─── SUPPLIED INFORMATION ───
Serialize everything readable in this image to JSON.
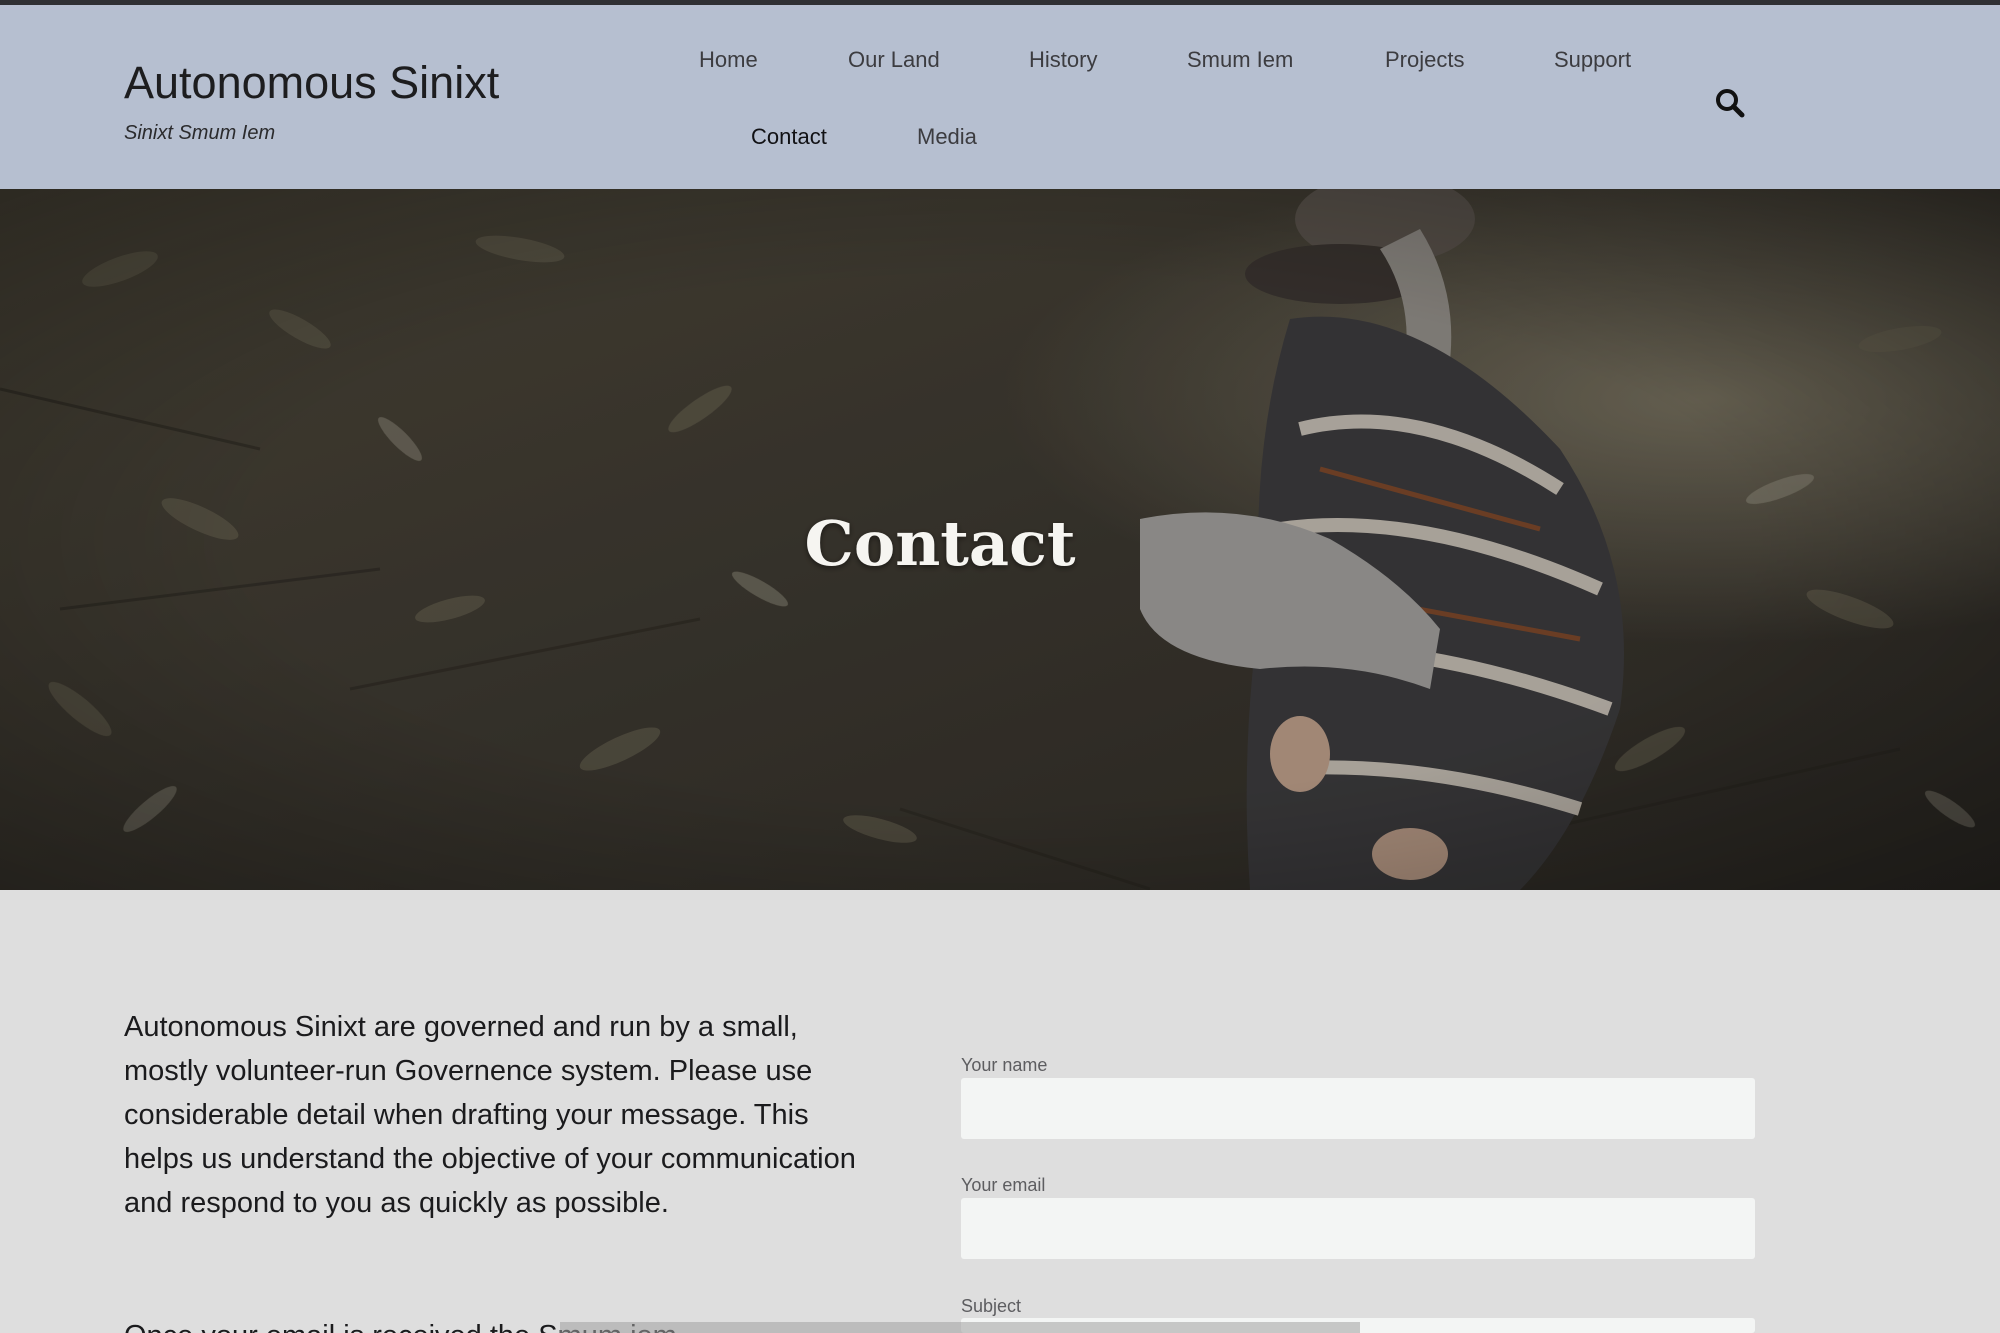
{
  "site": {
    "title": "Autonomous Sinixt",
    "tagline": "Sinixt Smum Iem"
  },
  "nav": {
    "items": [
      {
        "label": "Home"
      },
      {
        "label": "Our Land"
      },
      {
        "label": "History"
      },
      {
        "label": "Smum Iem"
      },
      {
        "label": "Projects"
      },
      {
        "label": "Support"
      },
      {
        "label": "Contact",
        "active": true
      },
      {
        "label": "Media"
      }
    ],
    "search_icon": "search-icon"
  },
  "hero": {
    "title": "Contact"
  },
  "intro": {
    "paragraph": "Autonomous Sinixt are governed and run by a small, mostly volunteer-run Governence system. Please use considerable detail when drafting your message. This helps us understand the objective of your communication and respond to you as quickly as possible.",
    "next_paragraph_start": "Once your email is received the Smum iem"
  },
  "form": {
    "name_label": "Your name",
    "name_value": "",
    "email_label": "Your email",
    "email_value": "",
    "subject_label": "Subject",
    "subject_value": ""
  },
  "colors": {
    "header_bg": "#b6bfd0",
    "page_bg": "#dedede",
    "input_bg": "#f3f5f4",
    "topbar": "#2f3033"
  }
}
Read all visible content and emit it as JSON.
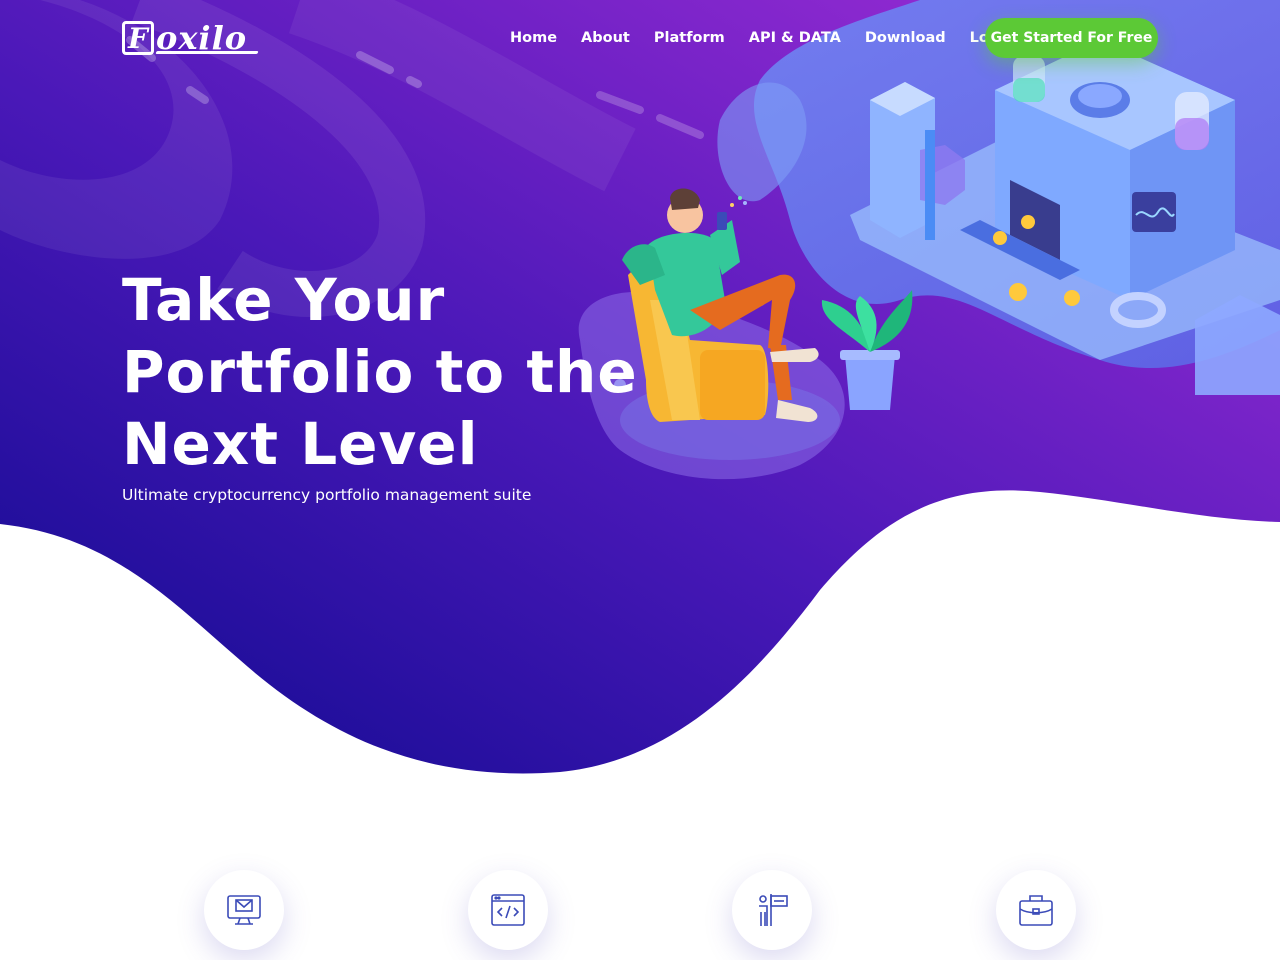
{
  "brand": {
    "logo_letter": "F",
    "logo_rest": "oxilo"
  },
  "nav": {
    "items": [
      {
        "label": "Home"
      },
      {
        "label": "About"
      },
      {
        "label": "Platform"
      },
      {
        "label": "API & DATA"
      },
      {
        "label": "Download"
      },
      {
        "label": "Login"
      }
    ],
    "cta_label": "Get Started For Free"
  },
  "hero": {
    "title_lines": [
      "Take Your",
      "Portfolio to the",
      "Next Level"
    ],
    "subtitle": "Ultimate cryptocurrency portfolio management suite"
  },
  "features": {
    "icons": [
      "monitor-mail-icon",
      "code-window-icon",
      "presenter-board-icon",
      "briefcase-icon"
    ]
  },
  "colors": {
    "hero_gradient_start": "#1a0a8a",
    "hero_gradient_end": "#9b2fd6",
    "accent_green": "#5cc936",
    "icon_blue": "#3b4bb8"
  }
}
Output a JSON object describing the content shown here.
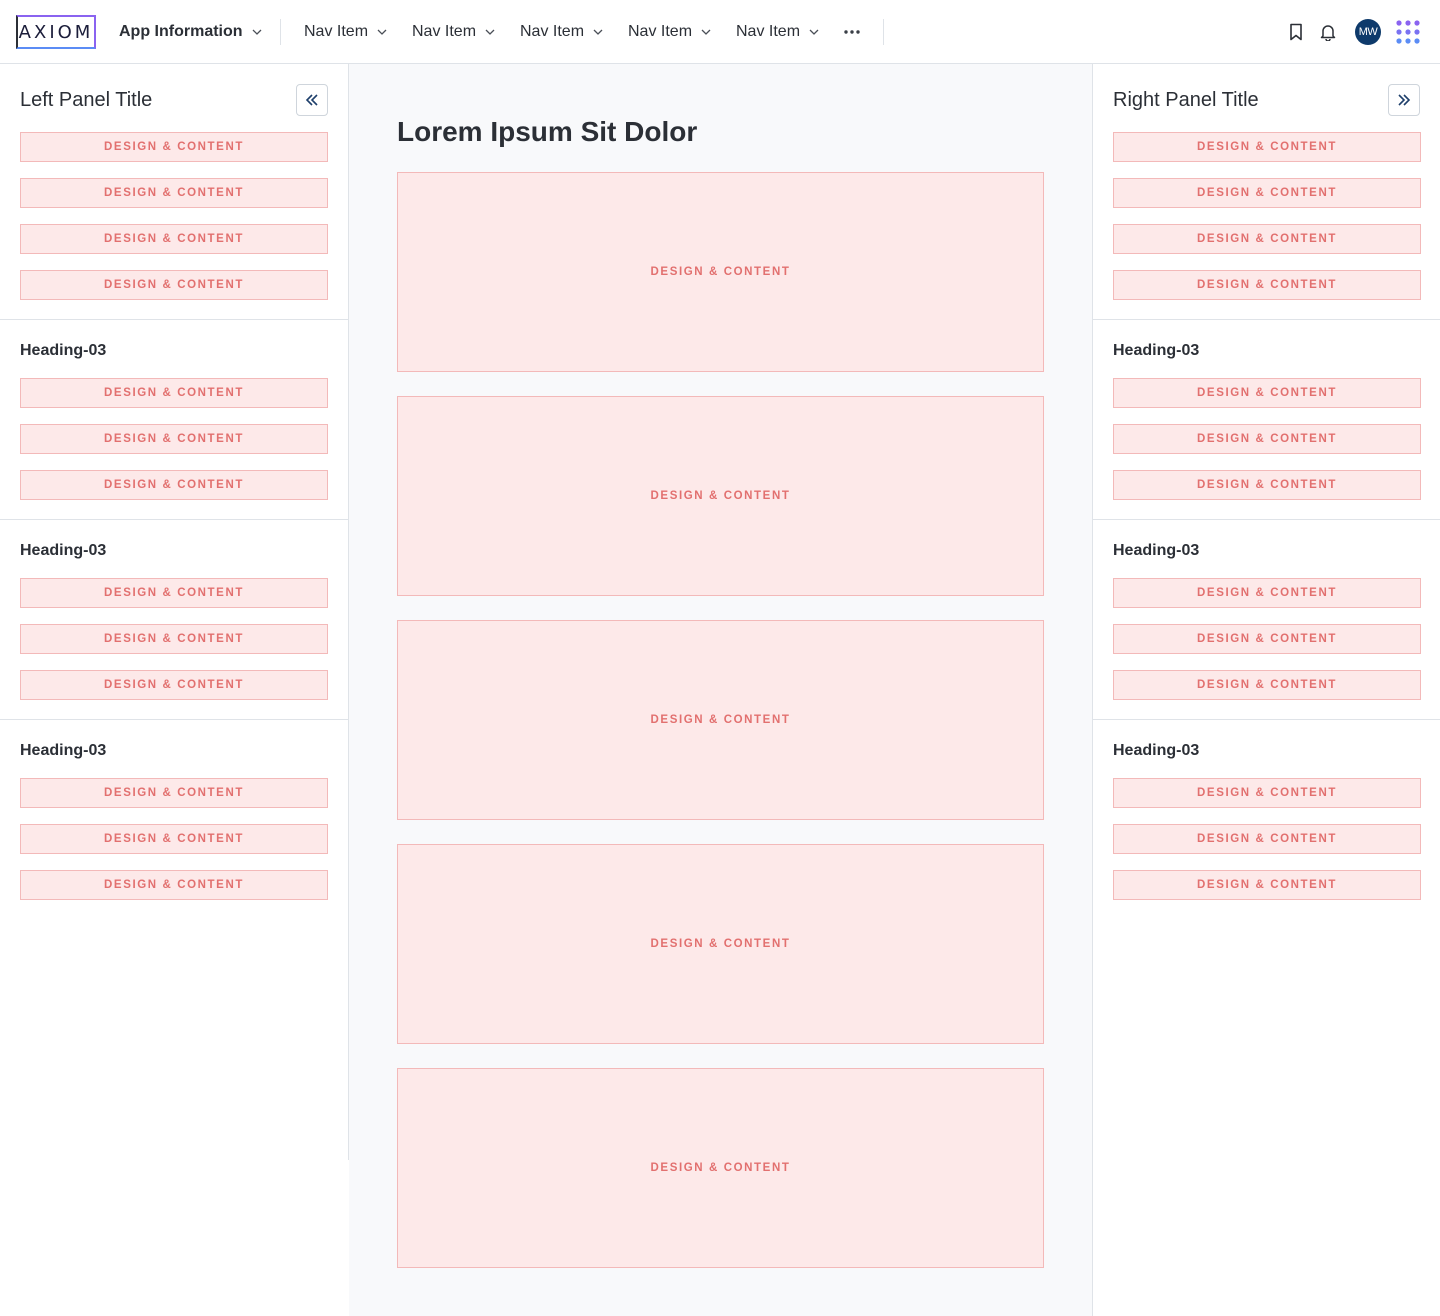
{
  "header": {
    "logo_text": "AXIOM",
    "app_info_label": "App Information",
    "nav_items": [
      "Nav Item",
      "Nav Item",
      "Nav Item",
      "Nav Item",
      "Nav Item"
    ],
    "avatar_initials": "MW"
  },
  "left_panel": {
    "title": "Left Panel Title",
    "top_items": [
      "DESIGN & CONTENT",
      "DESIGN & CONTENT",
      "DESIGN & CONTENT",
      "DESIGN & CONTENT"
    ],
    "sections": [
      {
        "heading": "Heading-03",
        "items": [
          "DESIGN & CONTENT",
          "DESIGN & CONTENT",
          "DESIGN & CONTENT"
        ]
      },
      {
        "heading": "Heading-03",
        "items": [
          "DESIGN & CONTENT",
          "DESIGN & CONTENT",
          "DESIGN & CONTENT"
        ]
      },
      {
        "heading": "Heading-03",
        "items": [
          "DESIGN & CONTENT",
          "DESIGN & CONTENT",
          "DESIGN & CONTENT"
        ]
      }
    ]
  },
  "main": {
    "title": "Lorem Ipsum Sit Dolor",
    "cards": [
      "DESIGN & CONTENT",
      "DESIGN & CONTENT",
      "DESIGN & CONTENT",
      "DESIGN & CONTENT",
      "DESIGN & CONTENT"
    ]
  },
  "right_panel": {
    "title": "Right Panel Title",
    "top_items": [
      "DESIGN & CONTENT",
      "DESIGN & CONTENT",
      "DESIGN & CONTENT",
      "DESIGN & CONTENT"
    ],
    "sections": [
      {
        "heading": "Heading-03",
        "items": [
          "DESIGN & CONTENT",
          "DESIGN & CONTENT",
          "DESIGN & CONTENT"
        ]
      },
      {
        "heading": "Heading-03",
        "items": [
          "DESIGN & CONTENT",
          "DESIGN & CONTENT",
          "DESIGN & CONTENT"
        ]
      },
      {
        "heading": "Heading-03",
        "items": [
          "DESIGN & CONTENT",
          "DESIGN & CONTENT",
          "DESIGN & CONTENT"
        ]
      }
    ]
  },
  "icons": {
    "app_chevron": "chevron-down-icon",
    "more": "more-horizontal-icon",
    "bookmark": "bookmark-icon",
    "notifications": "bell-icon",
    "app_switcher": "app-grid-icon",
    "left_collapse": "chevrons-left-icon",
    "right_collapse": "chevrons-right-icon"
  },
  "colors": {
    "placeholder_fill": "#fde9e9",
    "placeholder_border": "#f3b9b9",
    "placeholder_text": "#e2706f",
    "avatar_bg": "#0e3a6b",
    "logo_accent": "#8a63f0"
  }
}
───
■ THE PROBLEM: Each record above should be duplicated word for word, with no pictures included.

■ EXERCISE SOLUTION:
Serialize everything readable in this image to JSON.
{
  "site": {
    "title": "Autonomous Sinixt",
    "tagline": "Sinixt Smum Iem"
  },
  "nav": {
    "items": [
      {
        "label": "Home"
      },
      {
        "label": "Our Land"
      },
      {
        "label": "History"
      },
      {
        "label": "Smum Iem"
      },
      {
        "label": "Projects"
      },
      {
        "label": "Support"
      },
      {
        "label": "Contact",
        "active": true
      },
      {
        "label": "Media"
      }
    ],
    "search_icon": "search-icon"
  },
  "hero": {
    "title": "Contact"
  },
  "intro": {
    "paragraph": "Autonomous Sinixt are governed and run by a small, mostly volunteer-run Governence system. Please use considerable detail when drafting your message. This helps us understand the objective of your communication and respond to you as quickly as possible.",
    "next_paragraph_start": "Once your email is received the Smum iem"
  },
  "form": {
    "name_label": "Your name",
    "name_value": "",
    "email_label": "Your email",
    "email_value": "",
    "subject_label": "Subject",
    "subject_value": ""
  },
  "colors": {
    "header_bg": "#b6bfd0",
    "page_bg": "#dedede",
    "input_bg": "#f3f5f4",
    "topbar": "#2f3033"
  }
}
Read all visible content and emit it as JSON.
{
  "brand": {
    "logo_letter": "F",
    "logo_rest": "oxilo"
  },
  "nav": {
    "items": [
      {
        "label": "Home"
      },
      {
        "label": "About"
      },
      {
        "label": "Platform"
      },
      {
        "label": "API & DATA"
      },
      {
        "label": "Download"
      },
      {
        "label": "Login"
      }
    ],
    "cta_label": "Get Started For Free"
  },
  "hero": {
    "title_lines": [
      "Take Your",
      "Portfolio to the",
      "Next Level"
    ],
    "subtitle": "Ultimate cryptocurrency portfolio management suite"
  },
  "features": {
    "icons": [
      "monitor-mail-icon",
      "code-window-icon",
      "presenter-board-icon",
      "briefcase-icon"
    ]
  },
  "colors": {
    "hero_gradient_start": "#1a0a8a",
    "hero_gradient_end": "#9b2fd6",
    "accent_green": "#5cc936",
    "icon_blue": "#3b4bb8"
  }
}
Output a JSON object describing the content shown here.
{
  "header": {
    "logo_text": "AXIOM",
    "app_info_label": "App Information",
    "nav_items": [
      "Nav Item",
      "Nav Item",
      "Nav Item",
      "Nav Item",
      "Nav Item"
    ],
    "avatar_initials": "MW"
  },
  "left_panel": {
    "title": "Left Panel Title",
    "top_items": [
      "DESIGN & CONTENT",
      "DESIGN & CONTENT",
      "DESIGN & CONTENT",
      "DESIGN & CONTENT"
    ],
    "sections": [
      {
        "heading": "Heading-03",
        "items": [
          "DESIGN & CONTENT",
          "DESIGN & CONTENT",
          "DESIGN & CONTENT"
        ]
      },
      {
        "heading": "Heading-03",
        "items": [
          "DESIGN & CONTENT",
          "DESIGN & CONTENT",
          "DESIGN & CONTENT"
        ]
      },
      {
        "heading": "Heading-03",
        "items": [
          "DESIGN & CONTENT",
          "DESIGN & CONTENT",
          "DESIGN & CONTENT"
        ]
      }
    ]
  },
  "main": {
    "title": "Lorem Ipsum Sit Dolor",
    "cards": [
      "DESIGN & CONTENT",
      "DESIGN & CONTENT",
      "DESIGN & CONTENT",
      "DESIGN & CONTENT",
      "DESIGN & CONTENT"
    ]
  },
  "right_panel": {
    "title": "Right Panel Title",
    "top_items": [
      "DESIGN & CONTENT",
      "DESIGN & CONTENT",
      "DESIGN & CONTENT",
      "DESIGN & CONTENT"
    ],
    "sections": [
      {
        "heading": "Heading-03",
        "items": [
          "DESIGN & CONTENT",
          "DESIGN & CONTENT",
          "DESIGN & CONTENT"
        ]
      },
      {
        "heading": "Heading-03",
        "items": [
          "DESIGN & CONTENT",
          "DESIGN & CONTENT",
          "DESIGN & CONTENT"
        ]
      },
      {
        "heading": "Heading-03",
        "items": [
          "DESIGN & CONTENT",
          "DESIGN & CONTENT",
          "DESIGN & CONTENT"
        ]
      }
    ]
  },
  "icons": {
    "app_chevron": "chevron-down-icon",
    "more": "more-horizontal-icon",
    "bookmark": "bookmark-icon",
    "notifications": "bell-icon",
    "app_switcher": "app-grid-icon",
    "left_collapse": "chevrons-left-icon",
    "right_collapse": "chevrons-right-icon"
  },
  "colors": {
    "placeholder_fill": "#fde9e9",
    "placeholder_border": "#f3b9b9",
    "placeholder_text": "#e2706f",
    "avatar_bg": "#0e3a6b",
    "logo_accent": "#8a63f0"
  }
}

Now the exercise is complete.